you will sacrifice your power, your happiness
only to see by the end of your days
that all this was like lost blossoms in the wind.
Helpless, powerless
taken away by the wind
like a lost blossom is a warrior
without a folks of warriors




A continuing low level of violence and an even fewer number of reported attacks raised expectations of a permanent respite. The reduced violence may be due to the rainy season when mobility can be difficult. As the rains die out, there is mounting fear that hostilities might assume their usual ferocity. The lack of news on the peace front was causing anxiety. However in contrast to the previous two weeks, the last two weeks of August saw violence escalate as government troops and armed insurgents clashed during attacks on villages in the Eastern Province. The RUF denied that their forces were to blame for cease fire violations claiming their fighters were not operating in the areas where breaches had occurred. The government threatened to take drastic action to redress the frequent breaches. 

***** One of the villages attacked was Waiima, 4 miles from Kenema on the highway to Bo. Reports said at least 5 civilians died. 

***** The biggest attack was at Foindu a mining town near Tongo Field where 54 civilians and 7 soldiers were reported killed. Rebel losses were not known.

***** Road Transport Corporation grounded all buses following a series of attacks on the Freetown - Bo highway when a government bus and several passenger lorries were ambushed. Over 100 passengers were abducted. Later, it was claimed that an all-night joint Executive Outcomes and Army operation succeeded in freeing all abductees. 

***** A report that Masiaka - 47 miles from Freetown on the highway - was attacked could not be confirmed.

***** The latest attacks followed an upbeat assessment by vice-President Dr Albert Demby who, on a visit to a displaced persons camp at Gerihun, Bo District, confirmed that following pressure from hundreds of locals, the government had agreed to experiment with allowing some people to return to Pujehun, Bandajuma and Potoru, in the Southern Province. Asked about the risks, he explained that the people were determined to return despite government's caution. He said he heard at first hand the evidence of former captives of the RUF who said they trusted assurances given by the RUF that no harm would come to them if they returned. Government was providing transport and fuel for their journeys.

***** During the month about 2,500 captives were said to have been released by the RUF.

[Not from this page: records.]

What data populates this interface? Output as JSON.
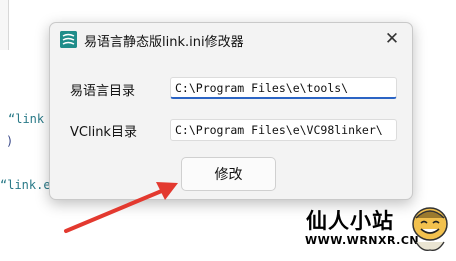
{
  "background_code": {
    "line1": "“link",
    "line2": ")",
    "line3": "“link.e"
  },
  "dialog": {
    "title": "易语言静态版link.ini修改器",
    "close_glyph": "✕",
    "rows": [
      {
        "label": "易语言目录",
        "value": "C:\\Program Files\\e\\tools\\"
      },
      {
        "label": "VClink目录",
        "value": "C:\\Program Files\\e\\VC98linker\\"
      }
    ],
    "modify_label": "修改"
  },
  "watermark": {
    "title": "仙人小站",
    "url": "WWW.WRNXR.CN"
  },
  "colors": {
    "arrow": "#e3392f",
    "accent": "#2b64c4",
    "app_icon": "#1f8d8a"
  },
  "icons": [
    "app-icon",
    "close-icon",
    "arrow-annotation",
    "smiley-mascot-icon"
  ]
}
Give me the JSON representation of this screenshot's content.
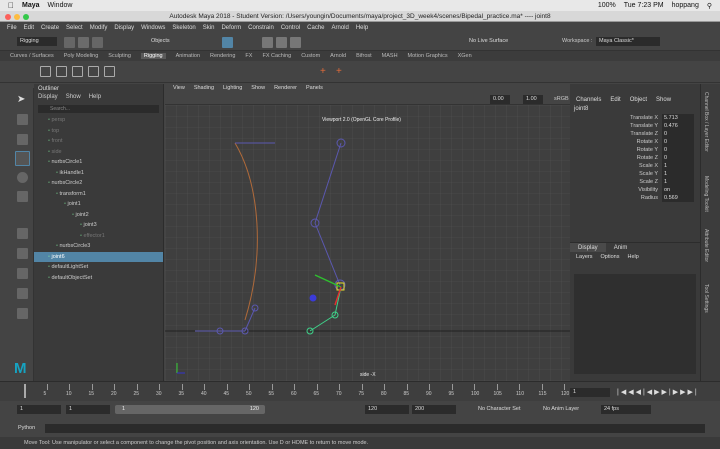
{
  "macbar": {
    "app": "Maya",
    "window": "Window",
    "battery": "100%",
    "clock": "Tue 7:23 PM",
    "user": "hoppang"
  },
  "title": "Autodesk Maya 2018 - Student Version: /Users/youngin/Documents/maya/project_3D_week4/scenes/Bipedal_practice.ma*  ----  joint8",
  "menu": [
    "File",
    "Edit",
    "Create",
    "Select",
    "Modify",
    "Display",
    "Windows",
    "Skeleton",
    "Skin",
    "Deform",
    "Constrain",
    "Control",
    "Cache",
    "Arnold",
    "Help"
  ],
  "status": {
    "menuset": "Rigging",
    "objects": "Objects",
    "live": "No Live Surface",
    "workspace_label": "Workspace :",
    "workspace": "Maya Classic*"
  },
  "shelf_tabs": [
    "Curves / Surfaces",
    "Poly Modeling",
    "Sculpting",
    "Rigging",
    "Animation",
    "Rendering",
    "FX",
    "FX Caching",
    "Custom",
    "Arnold",
    "Bifrost",
    "MASH",
    "Motion Graphics",
    "XGen"
  ],
  "active_shelf": "Rigging",
  "outliner": {
    "title": "Outliner",
    "menu": [
      "Display",
      "Show",
      "Help"
    ],
    "search": "Search...",
    "items": [
      {
        "label": "persp",
        "dim": true
      },
      {
        "label": "top",
        "dim": true
      },
      {
        "label": "front",
        "dim": true
      },
      {
        "label": "side",
        "dim": true
      },
      {
        "label": "nurbsCircle1",
        "dim": false
      },
      {
        "label": "ikHandle1",
        "dim": false
      },
      {
        "label": "nurbsCircle2",
        "dim": false
      },
      {
        "label": "transform1",
        "dim": false
      },
      {
        "label": "joint1",
        "dim": false
      },
      {
        "label": "joint2",
        "dim": false
      },
      {
        "label": "joint3",
        "dim": false
      },
      {
        "label": "effector1",
        "dim": true
      },
      {
        "label": "nurbsCircle3",
        "dim": false
      },
      {
        "label": "joint6",
        "dim": false,
        "selected": true
      },
      {
        "label": "defaultLightSet",
        "dim": false
      },
      {
        "label": "defaultObjectSet",
        "dim": false
      }
    ]
  },
  "viewport": {
    "menu": [
      "View",
      "Shading",
      "Lighting",
      "Show",
      "Renderer",
      "Panels"
    ],
    "renderer_label": "Viewport 2.0 (OpenGL Core Profile)",
    "camera_label": "side -X",
    "field1": "0.00",
    "field2": "1.00",
    "color_space": "sRGB"
  },
  "channel_box": {
    "menu": [
      "Channels",
      "Edit",
      "Object",
      "Show"
    ],
    "node": "joint8",
    "attrs": [
      {
        "name": "Translate X",
        "value": "5.713"
      },
      {
        "name": "Translate Y",
        "value": "0.476"
      },
      {
        "name": "Translate Z",
        "value": "0"
      },
      {
        "name": "Rotate X",
        "value": "0"
      },
      {
        "name": "Rotate Y",
        "value": "0"
      },
      {
        "name": "Rotate Z",
        "value": "0"
      },
      {
        "name": "Scale X",
        "value": "1"
      },
      {
        "name": "Scale Y",
        "value": "1"
      },
      {
        "name": "Scale Z",
        "value": "1"
      },
      {
        "name": "Visibility",
        "value": "on"
      },
      {
        "name": "Radius",
        "value": "0.569"
      }
    ],
    "layer_tabs": [
      "Display",
      "Anim"
    ],
    "layer_menu": [
      "Layers",
      "Options",
      "Help"
    ]
  },
  "right_tabs": [
    "Channel Box / Layer Editor",
    "Modeling Toolkit",
    "Attribute Editor",
    "Tool Settings"
  ],
  "timeline": {
    "ticks": [
      "5",
      "10",
      "15",
      "20",
      "25",
      "30",
      "35",
      "40",
      "45",
      "50",
      "55",
      "60",
      "65",
      "70",
      "75",
      "80",
      "85",
      "90",
      "95",
      "100",
      "105",
      "110",
      "115",
      "120"
    ],
    "current": "1"
  },
  "range": {
    "start": "1",
    "start2": "1",
    "slider_start": "1",
    "slider_end": "120",
    "end": "120",
    "end2": "200",
    "char_set": "No Character Set",
    "anim_layer": "No Anim Layer",
    "fps": "24 fps"
  },
  "python": {
    "label": "Python"
  },
  "help_line": "Move Tool: Use manipulator or select a component to change the pivot position and axis orientation. Use D or HOME to return to move mode."
}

Quote on Quote
"All commandments have appointed times in Judaism except one: To  achieve peace you should anticipate, run after it, and never cease  to do all in your power to bring it about." By Hugo Gryn, Senior  Rabbi of The West London Synagogue, who died recently in UK.